(Tired pups after our morning run.)
Up until this morning, I’ve been playing it safe and running at the track. I would be lying if I said that I wasn’t intimidated by the hills in my neighborhood. Every single step of the way is either an incline or a decline – I don’t think there’s a flat stretch to be found until I get into downtown. But, seeing as how it’s just not practical to drive 5 miles to get a run in, I just need to get over it.
My other fear is that I’m kind of a chicken when it comes to loose dogs. A huge Rottweiler chased me when I was 10 and walking home from a friend’s house and since then, I’m skittish about big dogs running up to me on the street. North Carolina does not have any leash laws, so a lot of people let their dogs run free. Not cool. I’ve only seen a couple around our street and while they seem friendly enough, the last thing you want is to run down a random street a mile from your house and have a dog feel like you’re threatening their territory.

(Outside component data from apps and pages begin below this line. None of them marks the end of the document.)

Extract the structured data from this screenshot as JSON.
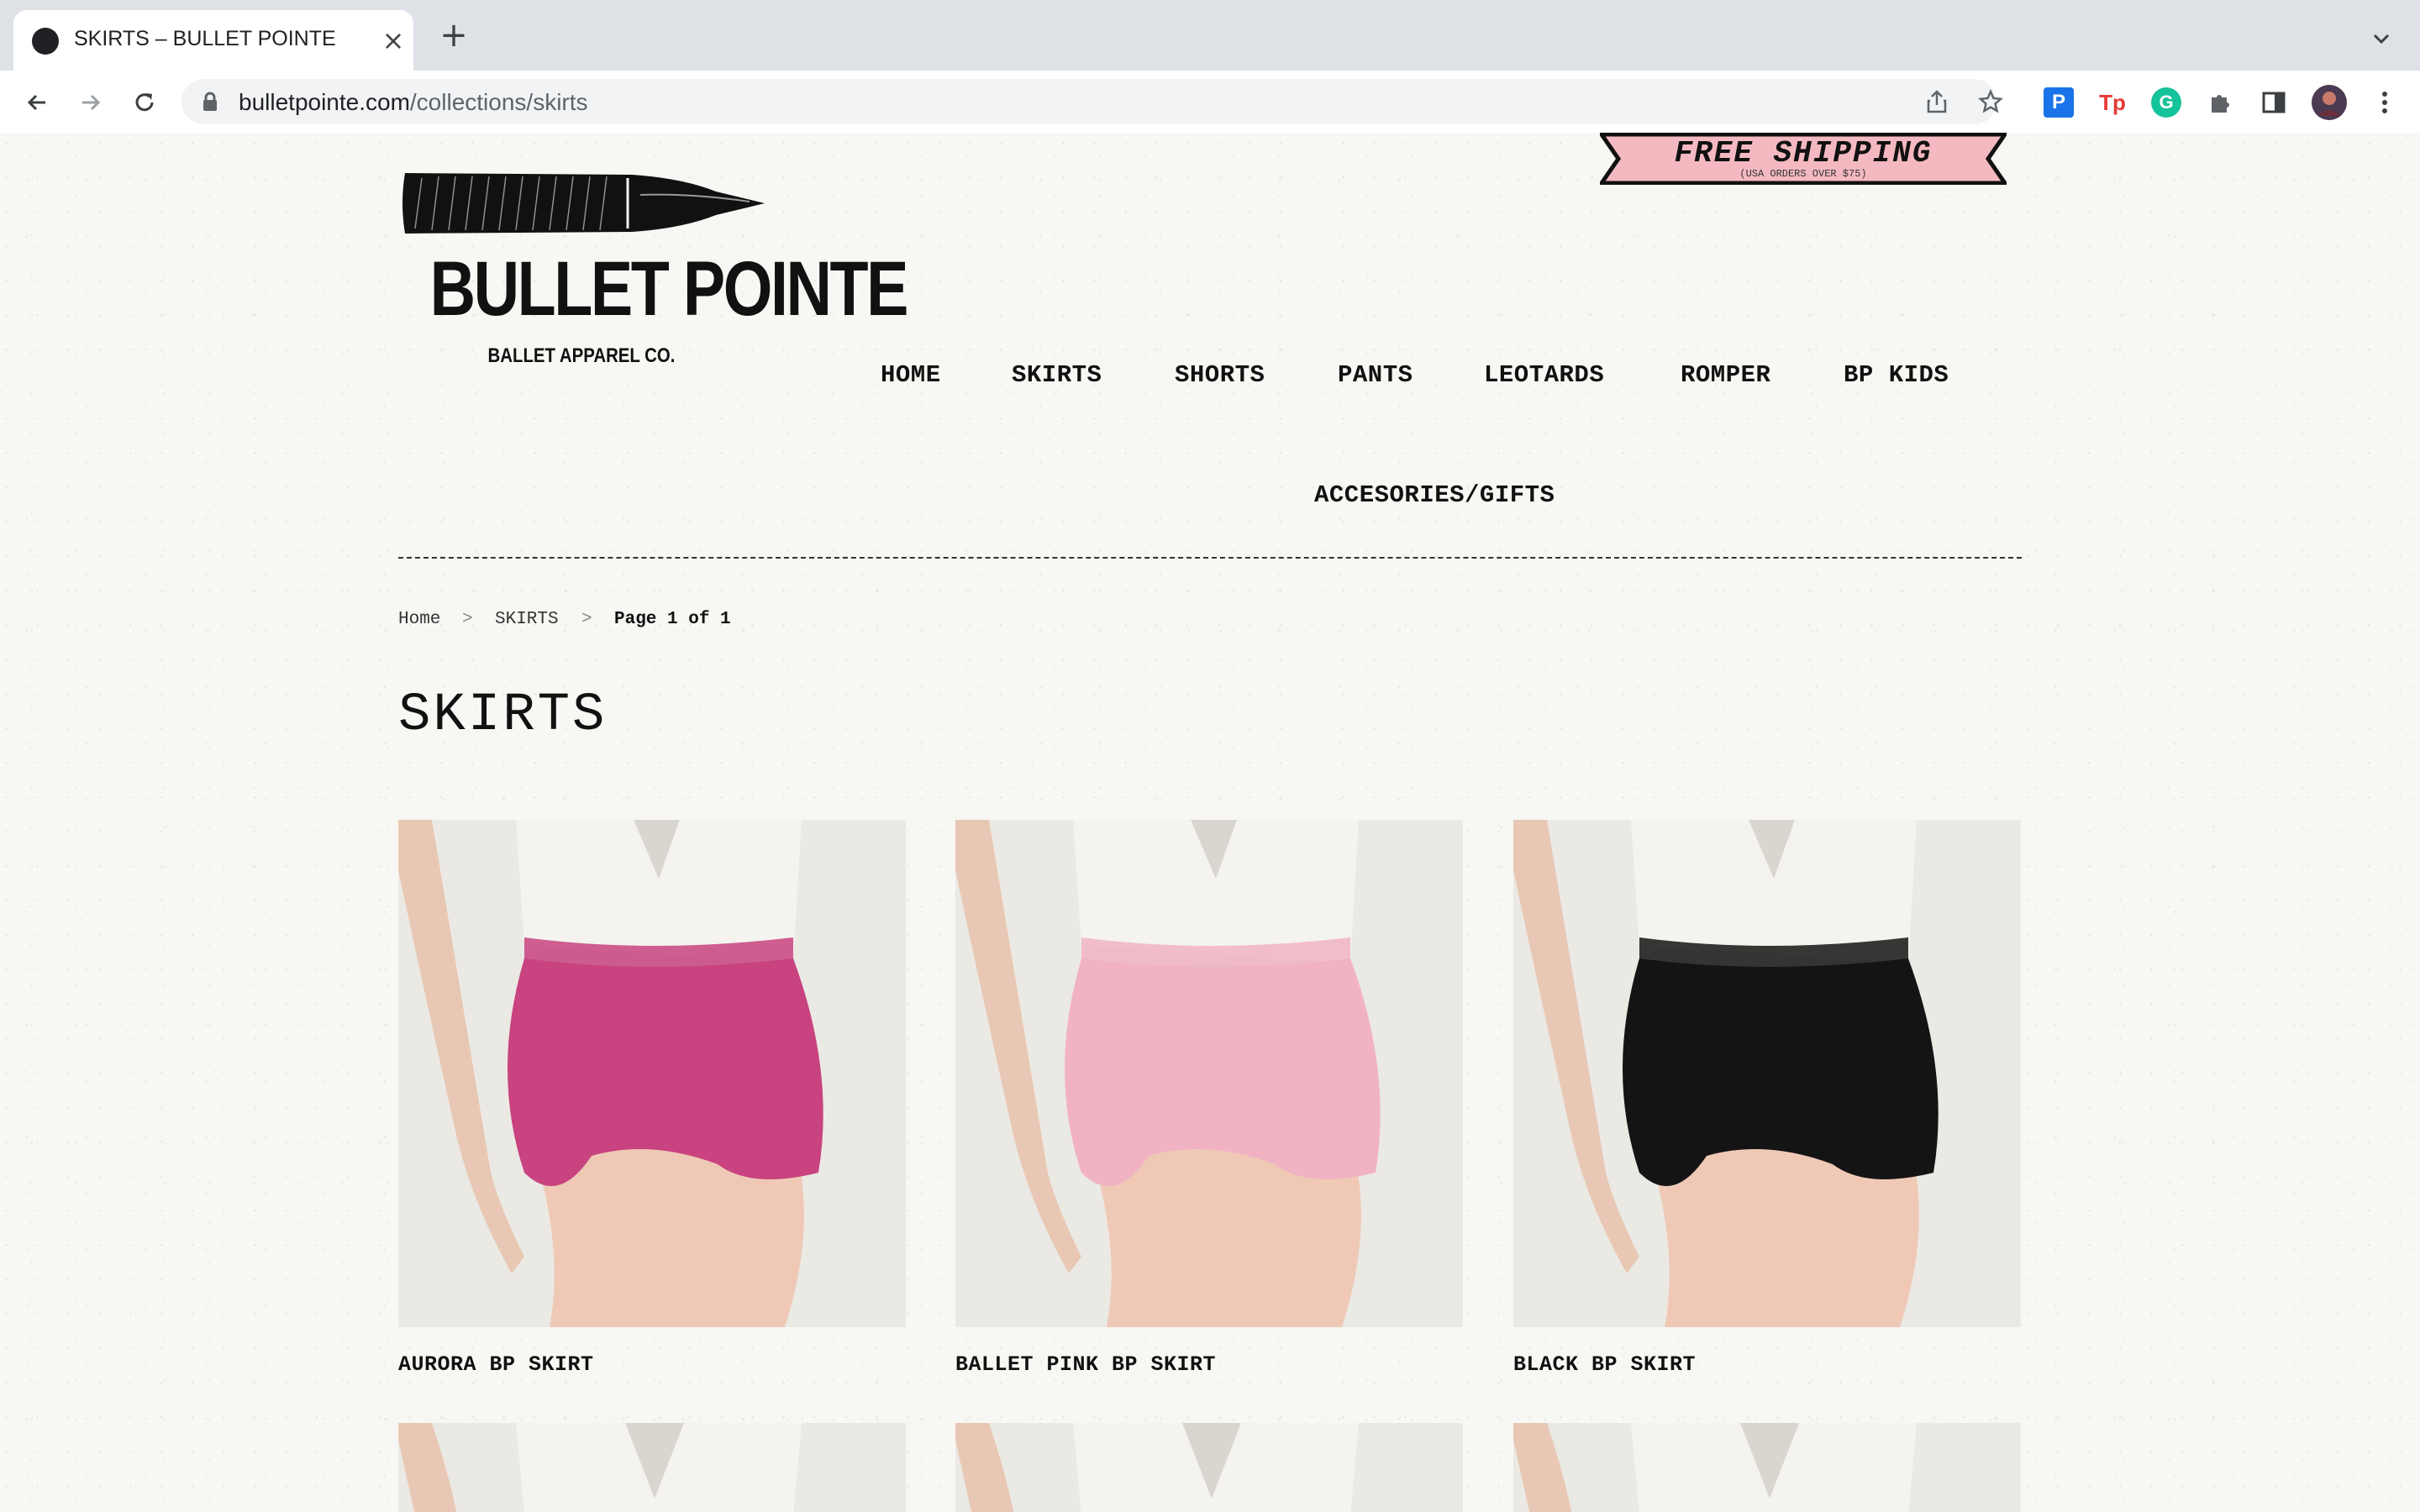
{
  "browser": {
    "tab_title": "SKIRTS – BULLET POINTE",
    "url_host": "bulletpointe.com",
    "url_path": "/collections/skirts",
    "extensions": [
      {
        "name": "pinterest-extension-icon",
        "glyph": "P",
        "color": "#1a73e8"
      },
      {
        "name": "tp-extension-icon",
        "glyph": "Tp",
        "color": "#e53935"
      },
      {
        "name": "grammarly-extension-icon",
        "glyph": "G",
        "color": "#15c39a"
      }
    ]
  },
  "site": {
    "logo_name": "BULLET POINTE",
    "logo_tagline": "BALLET APPAREL CO.",
    "banner_text": "FREE SHIPPING",
    "banner_sub": "(USA ORDERS OVER $75)",
    "nav": [
      "HOME",
      "SKIRTS",
      "SHORTS",
      "PANTS",
      "LEOTARDS",
      "ROMPER",
      "BP KIDS",
      "ACCESORIES/GIFTS"
    ]
  },
  "breadcrumb": {
    "home": "Home",
    "separator": ">",
    "section": "SKIRTS",
    "current": "Page 1 of 1"
  },
  "collection": {
    "title": "SKIRTS",
    "products": [
      {
        "name": "AURORA BP SKIRT",
        "color": "#c8437f"
      },
      {
        "name": "BALLET PINK BP SKIRT",
        "color": "#f1b3c4"
      },
      {
        "name": "BLACK BP SKIRT",
        "color": "#141414"
      }
    ]
  }
}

As a defensive maneuver, I decided to take my dogs for a run with me this morning. They’re short, but they’re loud and it would be very rare for a single dog to approach a “pack” (since there are two of them and one of me). Once I get to know all of the neighborhood dogs (near and far), I’ll be a lot more comfortable, but for the time being, I’m perfectly comfortable nurturing my paranoia.

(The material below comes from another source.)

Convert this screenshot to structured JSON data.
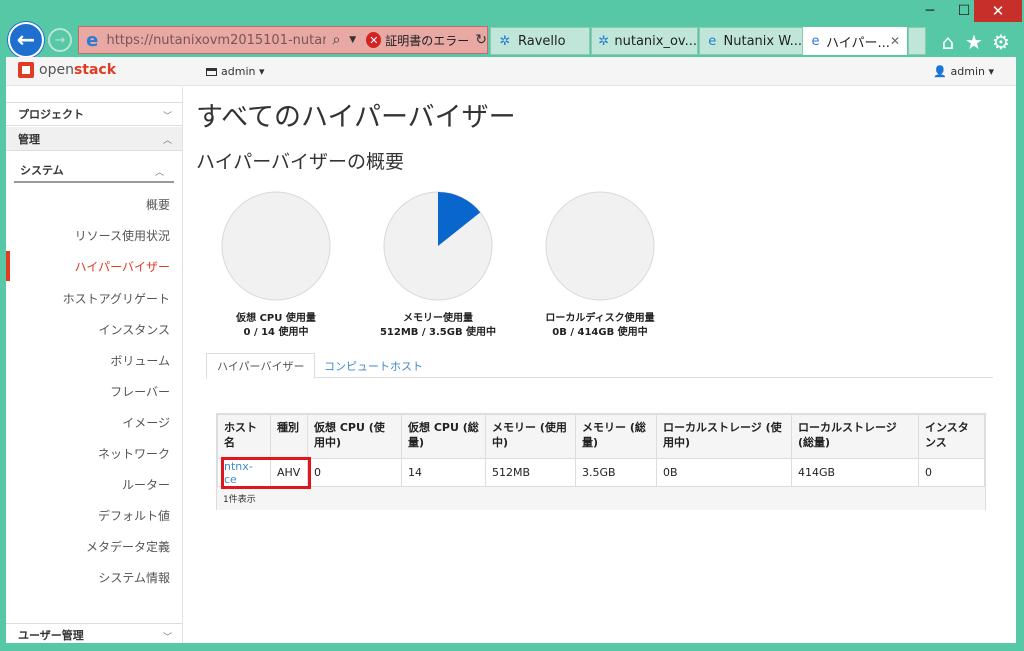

So, we set off on this brisk morning to check out the hills. Man, are they brutal for my Florida trained legs. Once you add in the elevation of 3000 feet, we were all panting after about a mile. We wound our way through the streets and only did about 2 miles total. I didn’t want to push my legs too far since sore hamstrings and shin splints are common hill ailments and also, the dogs aren’t used to running for any sustained period, so I didn’t want to push my luck. You see, Nona has a tendency to simply lay down in the street when she gets tired and the last thing I wanted to do was carry her 35 lb. bulk back to the house.
Needless to say, we’re all going to be much stronger runners after a month or two of this.